━━ DATA FOR REVIEW ━━
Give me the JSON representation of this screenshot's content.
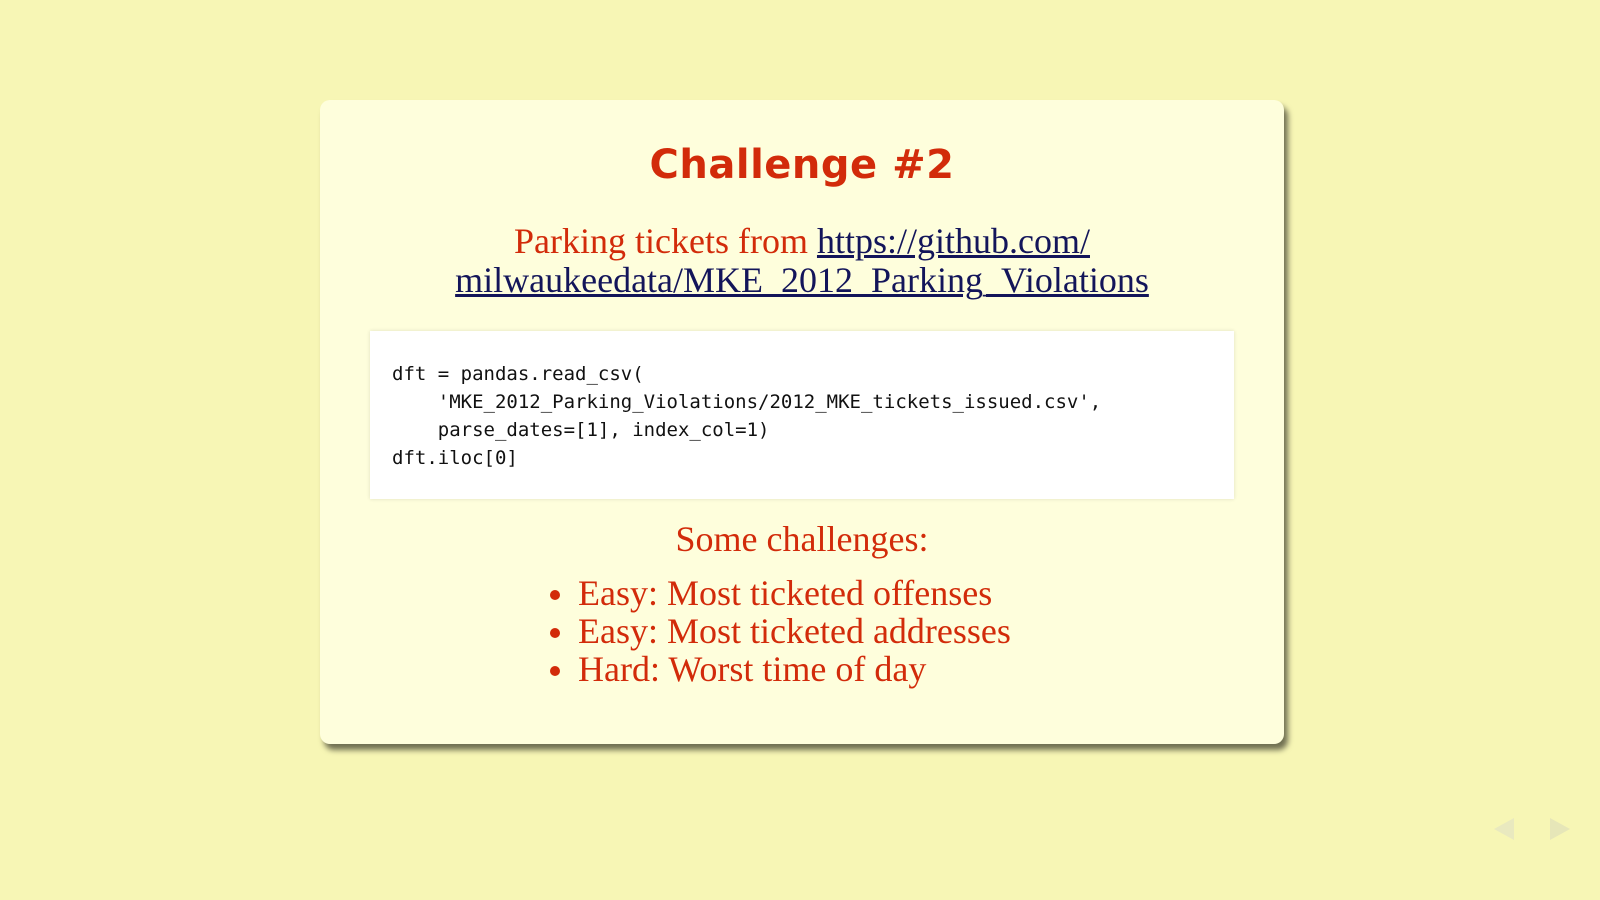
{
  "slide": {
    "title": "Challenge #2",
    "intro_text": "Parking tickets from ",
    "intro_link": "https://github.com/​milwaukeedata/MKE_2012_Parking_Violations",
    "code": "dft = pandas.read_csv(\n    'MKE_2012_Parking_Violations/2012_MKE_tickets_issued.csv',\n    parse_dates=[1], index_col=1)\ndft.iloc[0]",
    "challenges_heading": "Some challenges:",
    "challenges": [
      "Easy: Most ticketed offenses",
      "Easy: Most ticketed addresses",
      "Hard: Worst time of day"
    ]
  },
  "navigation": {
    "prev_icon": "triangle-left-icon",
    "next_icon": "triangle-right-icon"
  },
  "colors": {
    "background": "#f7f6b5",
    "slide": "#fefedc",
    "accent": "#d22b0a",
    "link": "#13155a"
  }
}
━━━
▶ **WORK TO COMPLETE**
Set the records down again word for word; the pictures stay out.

▶ **RESPONSE TO THE EXERCISE**
Give me the JSON representation of this screenshot's content.
{
  "slide": {
    "title": "Challenge #2",
    "intro_text": "Parking tickets from ",
    "intro_link": "https://github.com/​milwaukeedata/MKE_2012_Parking_Violations",
    "code": "dft = pandas.read_csv(\n    'MKE_2012_Parking_Violations/2012_MKE_tickets_issued.csv',\n    parse_dates=[1], index_col=1)\ndft.iloc[0]",
    "challenges_heading": "Some challenges:",
    "challenges": [
      "Easy: Most ticketed offenses",
      "Easy: Most ticketed addresses",
      "Hard: Worst time of day"
    ]
  },
  "navigation": {
    "prev_icon": "triangle-left-icon",
    "next_icon": "triangle-right-icon"
  },
  "colors": {
    "background": "#f7f6b5",
    "slide": "#fefedc",
    "accent": "#d22b0a",
    "link": "#13155a"
  }
}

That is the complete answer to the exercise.